DATASET ENTRIES:
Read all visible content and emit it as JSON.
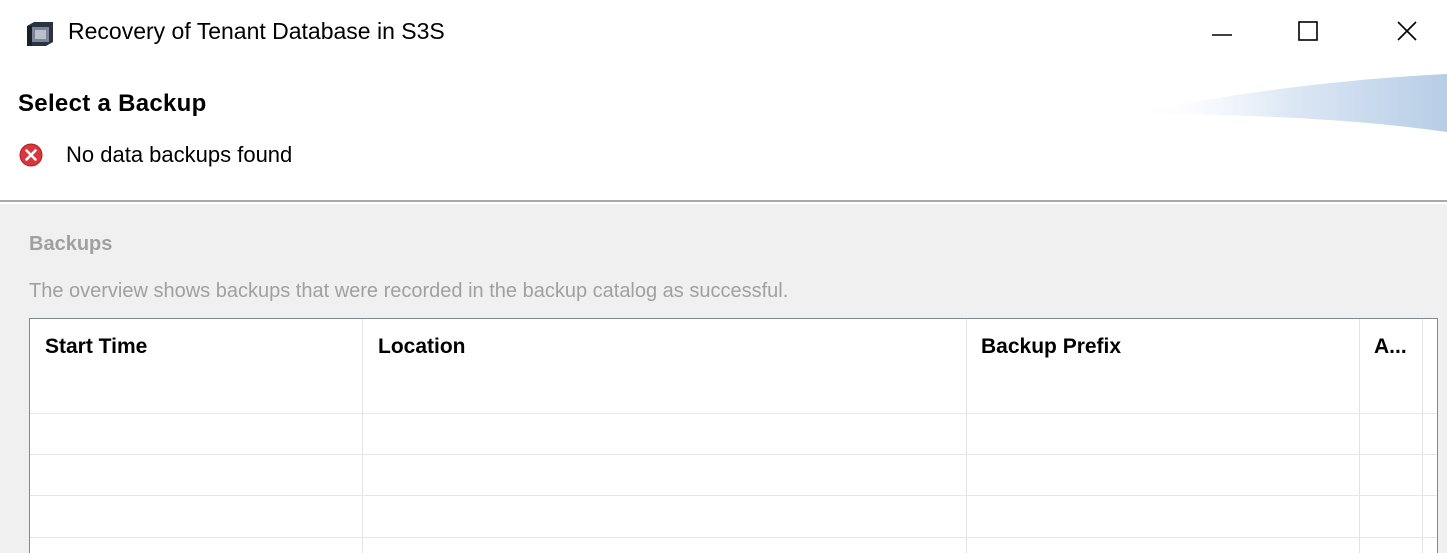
{
  "window": {
    "title": "Recovery of Tenant Database in S3S",
    "controls": {
      "minimize_icon": "minimize-icon",
      "maximize_icon": "maximize-icon",
      "close_icon": "close-icon"
    }
  },
  "header": {
    "title": "Select a Backup",
    "message": {
      "type": "error",
      "icon": "error-icon",
      "text": "No data backups found"
    }
  },
  "backups": {
    "title": "Backups",
    "description": "The overview shows backups that were recorded in the backup catalog as successful.",
    "table": {
      "columns": [
        "Start Time",
        "Location",
        "Backup Prefix",
        "A..."
      ],
      "rows": []
    }
  },
  "colors": {
    "error": "#d9363e",
    "disabled_text": "#a0a0a0",
    "panel_background": "#f0f0f0",
    "grid_line": "#e6e6e6"
  }
}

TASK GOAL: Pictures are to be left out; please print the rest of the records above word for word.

TASK SOLUTION:
Read all visible content and emit it as JSON.
{
  "window": {
    "title": "Recovery of Tenant Database in S3S",
    "controls": {
      "minimize_icon": "minimize-icon",
      "maximize_icon": "maximize-icon",
      "close_icon": "close-icon"
    }
  },
  "header": {
    "title": "Select a Backup",
    "message": {
      "type": "error",
      "icon": "error-icon",
      "text": "No data backups found"
    }
  },
  "backups": {
    "title": "Backups",
    "description": "The overview shows backups that were recorded in the backup catalog as successful.",
    "table": {
      "columns": [
        "Start Time",
        "Location",
        "Backup Prefix",
        "A..."
      ],
      "rows": []
    }
  },
  "colors": {
    "error": "#d9363e",
    "disabled_text": "#a0a0a0",
    "panel_background": "#f0f0f0",
    "grid_line": "#e6e6e6"
  }
}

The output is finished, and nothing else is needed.